The order gave all commanding officers permission to remove any items that fall under that category.
Many states and localities provide services to families who fall under the poverty line and also in the “near-poor” category.
And that means they also fall under the umbrella of programs most likely to get the axe when state and federal budgets are tight.
If you want to live in the United States, somewhere along the line you will fall under the thrall of the federal government.
Some wines that fall under the natural wine umbrella are lambasted for trying to pawn off technically flawed wines.
Livingstone evidently made a great impression on Chibisa; like other chiefs, he began to fall under the spell of his influence.

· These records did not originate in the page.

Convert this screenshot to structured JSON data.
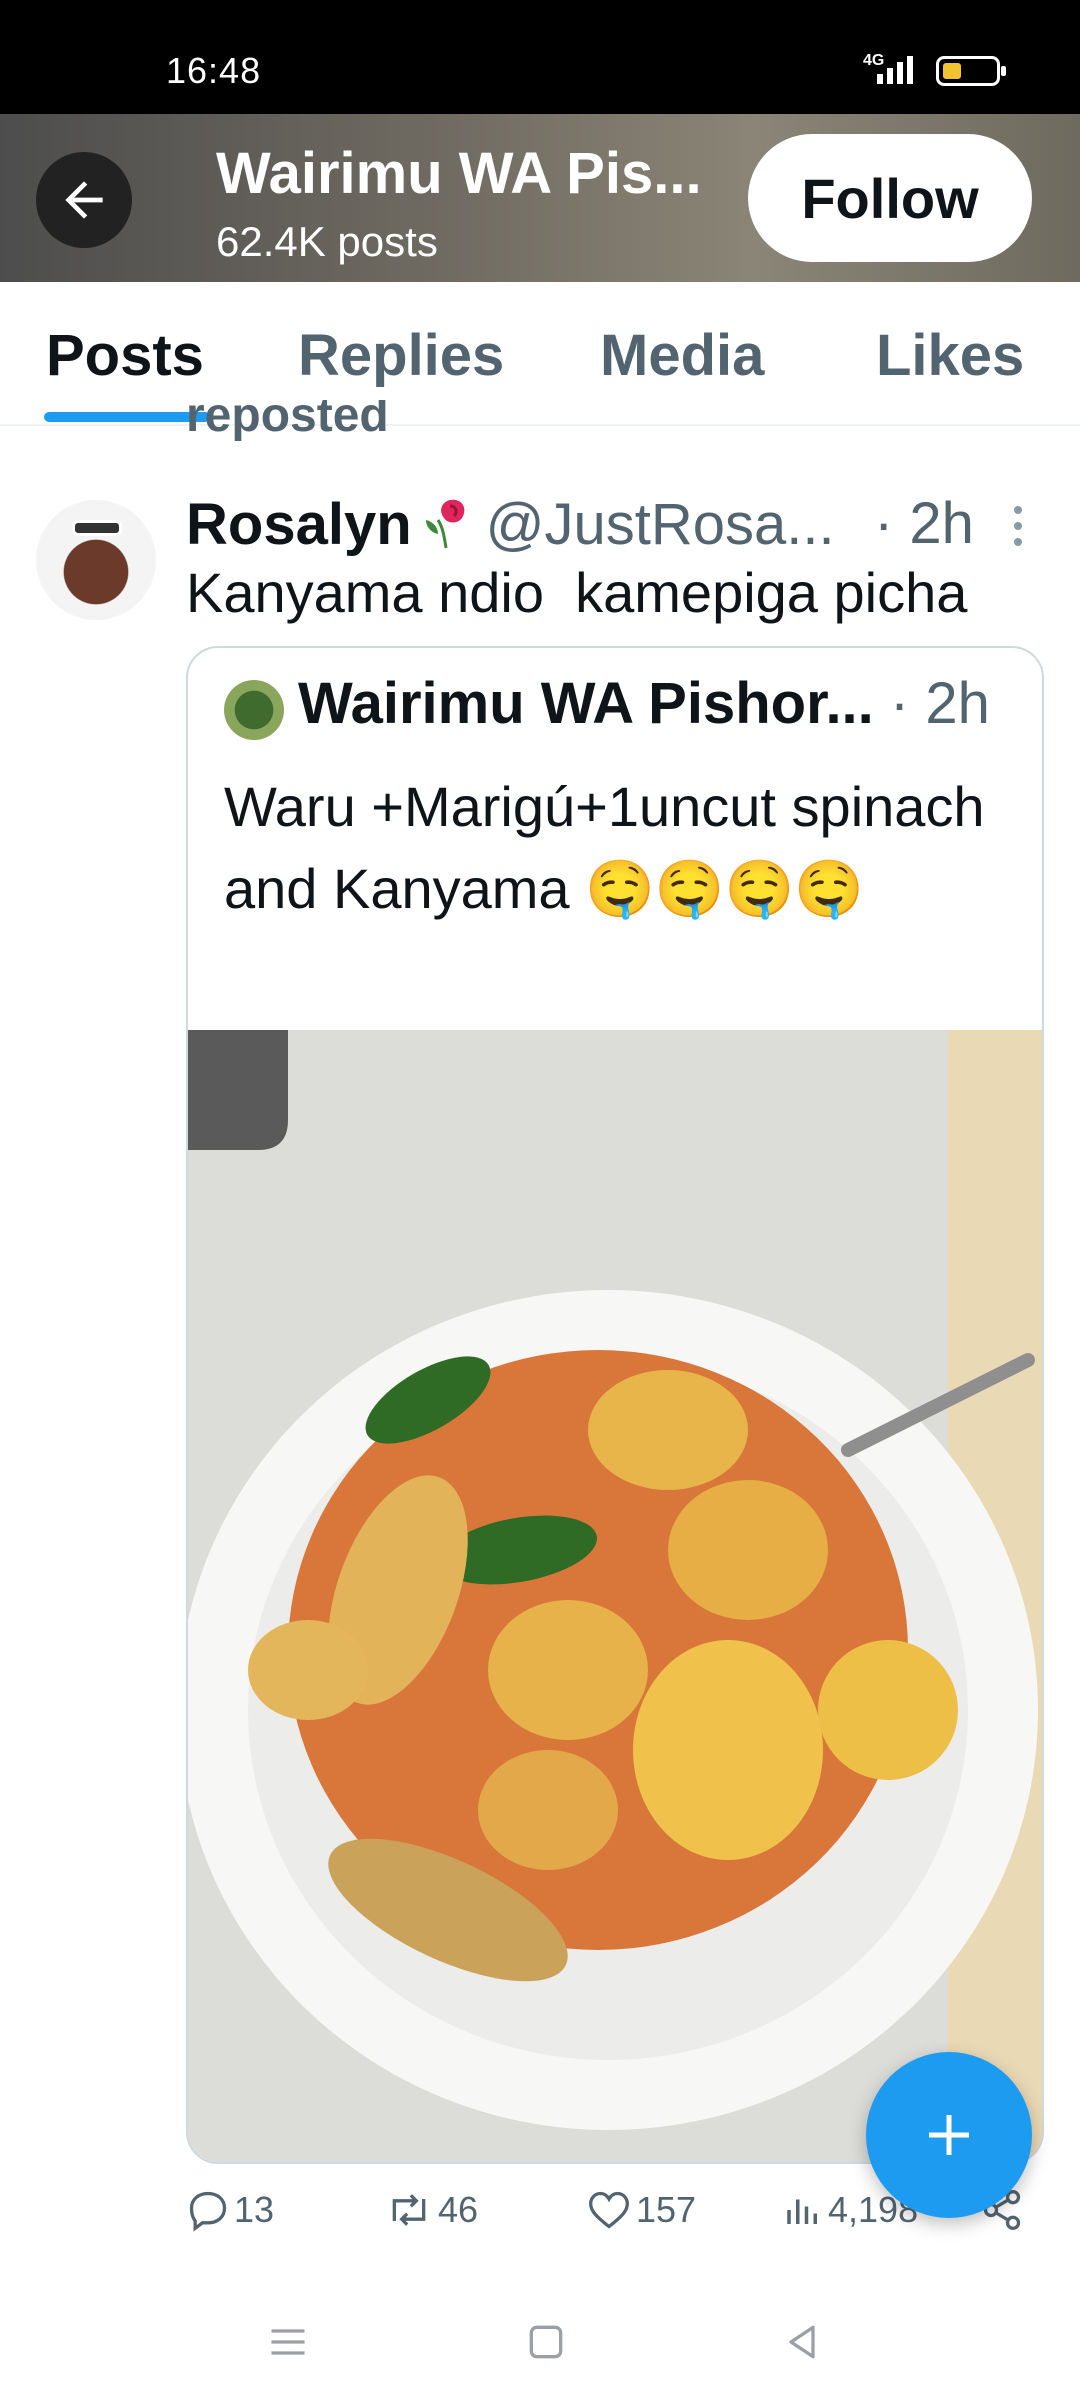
{
  "status_bar": {
    "time": "16:48",
    "network": "4G"
  },
  "header": {
    "title": "Wairimu WA Pis...",
    "subtitle": "62.4K posts",
    "follow_label": "Follow"
  },
  "tabs": [
    {
      "label": "Posts",
      "active": true
    },
    {
      "label": "Replies",
      "active": false
    },
    {
      "label": "Media",
      "active": false
    },
    {
      "label": "Likes",
      "active": false
    }
  ],
  "post": {
    "reposted_label": "reposted",
    "author_name": "Rosalyn",
    "author_handle": "@JustRosa...",
    "time": "· 2h",
    "text": "Kanyama ndio  kamepiga picha",
    "quote": {
      "author_name": "Wairimu WA Pishor...",
      "time": " · 2h",
      "text": "Waru +Marigú+1uncut spinach and Kanyama 🤤🤤🤤🤤",
      "image_description_icon": "food-plate"
    },
    "actions": {
      "replies": "13",
      "reposts": "46",
      "likes": "157",
      "views": "4,198"
    }
  },
  "colors": {
    "accent": "#1d9bf0",
    "secondary_text": "#536471",
    "primary_text": "#0f1419"
  }
}
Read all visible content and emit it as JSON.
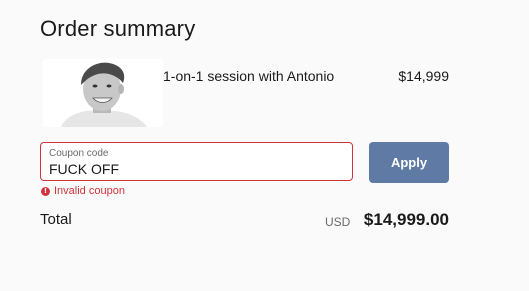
{
  "summary": {
    "title": "Order summary"
  },
  "item": {
    "name": "1-on-1 session with Antonio",
    "price": "$14,999",
    "image_alt": "Antonio portrait"
  },
  "coupon": {
    "label": "Coupon code",
    "value": "FUCK OFF",
    "apply_label": "Apply",
    "error": "Invalid coupon",
    "error_icon": "!"
  },
  "total": {
    "label": "Total",
    "currency": "USD",
    "amount": "$14,999.00"
  },
  "colors": {
    "error": "#d0343a",
    "button": "#5f7ba5",
    "background": "#fafafa"
  }
}
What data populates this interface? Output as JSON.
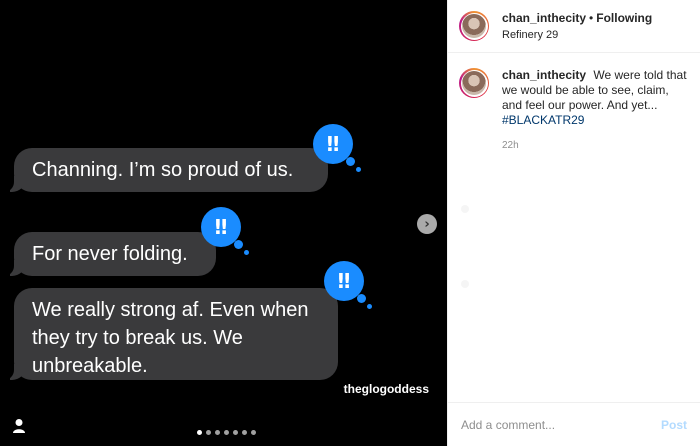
{
  "media": {
    "messages": [
      {
        "text": "Channing. I’m so proud of us."
      },
      {
        "text": "For never folding."
      },
      {
        "text": "We really strong af. Even when they try to break us. We unbreakable."
      }
    ],
    "reaction_glyph": "‼",
    "watermark": "theglogoddess",
    "next_glyph": "›",
    "carousel": {
      "count": 7,
      "active_index": 0
    }
  },
  "header": {
    "username": "chan_inthecity",
    "separator": "•",
    "follow_status": "Following",
    "location": "Refinery 29"
  },
  "caption": {
    "username": "chan_inthecity",
    "text": "We were told that we would be able to see, claim, and feel our power. And yet...",
    "hashtag": "#BLACKATR29",
    "time": "22h"
  },
  "comment": {
    "placeholder": "Add a comment...",
    "post_label": "Post"
  },
  "colors": {
    "reaction_blue": "#1a8cff",
    "bubble_gray": "#3a3a3c",
    "link_blue": "#00376b",
    "post_disabled": "#b3dbff"
  },
  "icons": {
    "user_tag": "user-icon",
    "next": "chevron-right-icon",
    "reaction": "double-exclamation-icon"
  }
}
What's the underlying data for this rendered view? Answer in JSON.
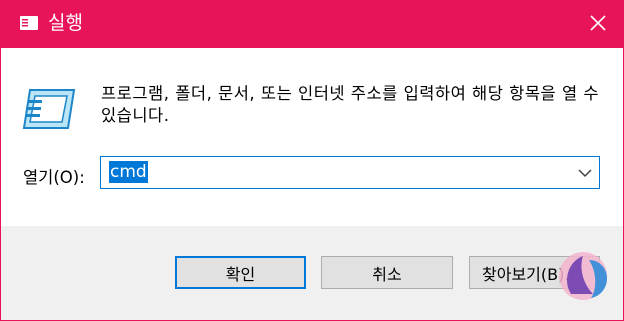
{
  "window": {
    "title": "실행",
    "accent_color": "#e8145a",
    "icons": {
      "app": "run-app-icon",
      "close": "close-icon",
      "run": "run-dialog-icon",
      "dropdown": "chevron-down-icon",
      "watermark": "watermark-logo"
    }
  },
  "dialog": {
    "description": "프로그램, 폴더, 문서, 또는 인터넷 주소를 입력하여 해당 항목을 열 수 있습니다.",
    "open_label": "열기(O):",
    "open_value": "cmd"
  },
  "buttons": {
    "ok": "확인",
    "cancel": "취소",
    "browse": "찾아보기(B)..."
  }
}
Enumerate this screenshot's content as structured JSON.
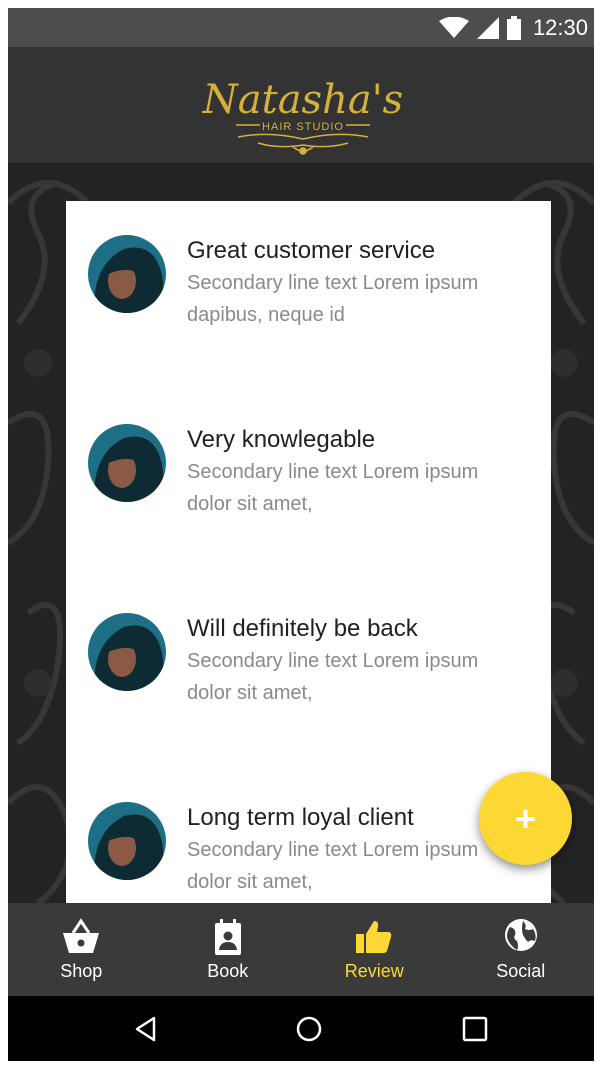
{
  "status_bar": {
    "time": "12:30",
    "icons": [
      "wifi-icon",
      "signal-icon",
      "battery-icon"
    ]
  },
  "app_bar": {
    "logo_script": "Natasha's",
    "logo_subtitle": "HAIR STUDIO"
  },
  "reviews": [
    {
      "title": "Great customer service",
      "secondary": "Secondary line text Lorem ipsum dapibus, neque id"
    },
    {
      "title": "Very knowlegable",
      "secondary": "Secondary line text Lorem ipsum dolor sit amet,"
    },
    {
      "title": "Will definitely be back",
      "secondary": "Secondary line text Lorem ipsum dolor sit amet,"
    },
    {
      "title": "Long term loyal client",
      "secondary": "Secondary line text Lorem ipsum dolor sit amet,"
    }
  ],
  "fab": {
    "label": "+"
  },
  "bottom_nav": [
    {
      "label": "Shop",
      "icon": "shopping-basket-icon",
      "active": false
    },
    {
      "label": "Book",
      "icon": "calendar-person-icon",
      "active": false
    },
    {
      "label": "Review",
      "icon": "thumbs-up-icon",
      "active": true
    },
    {
      "label": "Social",
      "icon": "globe-icon",
      "active": false
    }
  ],
  "system_nav": [
    "back-icon",
    "home-icon",
    "recents-icon"
  ],
  "colors": {
    "accent": "#fdd835",
    "logo_gold": "#d4b13a",
    "app_bar": "#333333",
    "status_bar": "#4d4d4d",
    "bottom_nav": "#3a3a3a"
  }
}
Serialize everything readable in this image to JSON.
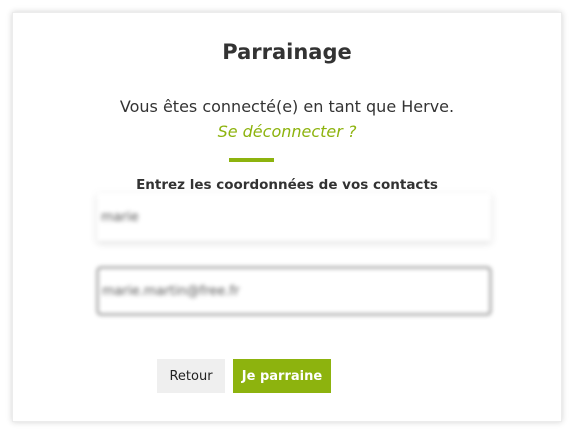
{
  "page": {
    "title": "Parrainage",
    "connected_text": "Vous êtes connecté(e) en tant que Herve.",
    "logout_link": "Se déconnecter ?",
    "instructions": "Entrez les coordonnées de vos contacts"
  },
  "form": {
    "field_1_value": "marie",
    "field_2_value": "marie.martin@free.fr"
  },
  "buttons": {
    "back_label": "Retour",
    "submit_label": "Je parraine"
  },
  "colors": {
    "accent": "#8db30e",
    "text": "#333333",
    "back_button_bg": "#efefef"
  }
}
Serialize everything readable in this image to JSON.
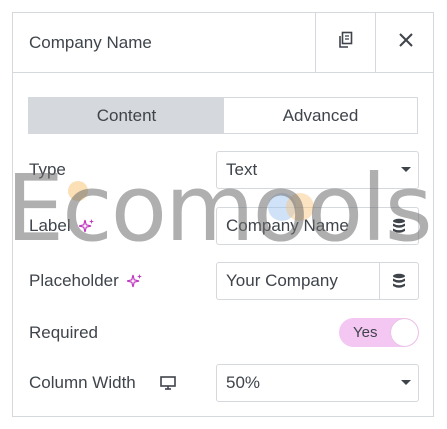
{
  "header": {
    "title": "Company Name",
    "copy_icon": "copy-icon",
    "close_icon": "close-icon"
  },
  "tabs": [
    {
      "label": "Content",
      "active": true
    },
    {
      "label": "Advanced",
      "active": false
    }
  ],
  "fields": {
    "type": {
      "label": "Type",
      "value": "Text"
    },
    "label": {
      "label": "Label",
      "value": "Company Name"
    },
    "placeholder": {
      "label": "Placeholder",
      "value": "Your Company"
    },
    "required": {
      "label": "Required",
      "toggle_text": "Yes",
      "on": true
    },
    "column_width": {
      "label": "Column Width",
      "value": "50%"
    }
  },
  "watermark": "Ecomools",
  "colors": {
    "border": "#d5d8dc",
    "text": "#3f444b",
    "tab_active_bg": "#d5d8dc",
    "toggle_on": "#f4c6f2",
    "ai_sparkle": "#c036c0"
  }
}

If I fall under his feet—as fall I may—I shall not complain.
He had taken the elevator because he did not wish to fall under the suspicions glance of that man.
But he said he had come too late to Concord to fall under Emerson's influence.
Am I one of those who fall under condemnation for the sins of their forefathers?
Old English feallan (class VII strong verb; past tense feoll, past participle feallen) "to fall; fail, decay, die," from Proto-Germanic *fallanan (cf. Old Frisian falla, Old Saxon fallan, Dutch vallen, Old Norse falla, Old High German fallan, German fallen), from PIE root *pol- "to fall" (cf. Armenian p'ul "downfall," Lithuanian puola "to fall," Old Prussian aupallai "finds," literally "falls upon").
Most of the figurative senses had developed in Middle English. Meaning "to be reduced" (as temperature) is from 1650s. To fall in love is attested from 1520s; to fall asleep is late 14c. Fall through "come to naught" is from 1781. To fall for something is from 1903.
c.1200, "a falling;" see fall (n.). Old English noun form, fealle, meant "snare, trap." Sense of "autumn" (now only in U.S.) is 1660s, short for fall of the leaf (1540s). That of "cascade, waterfall" is from 1570s. Wrestling sense is from 1550s. Of a city under siege, etc., 1580s. Fall guy is from 1906.
: This your first fall, ain't it?/ Another fall meant a life sentence (1893+)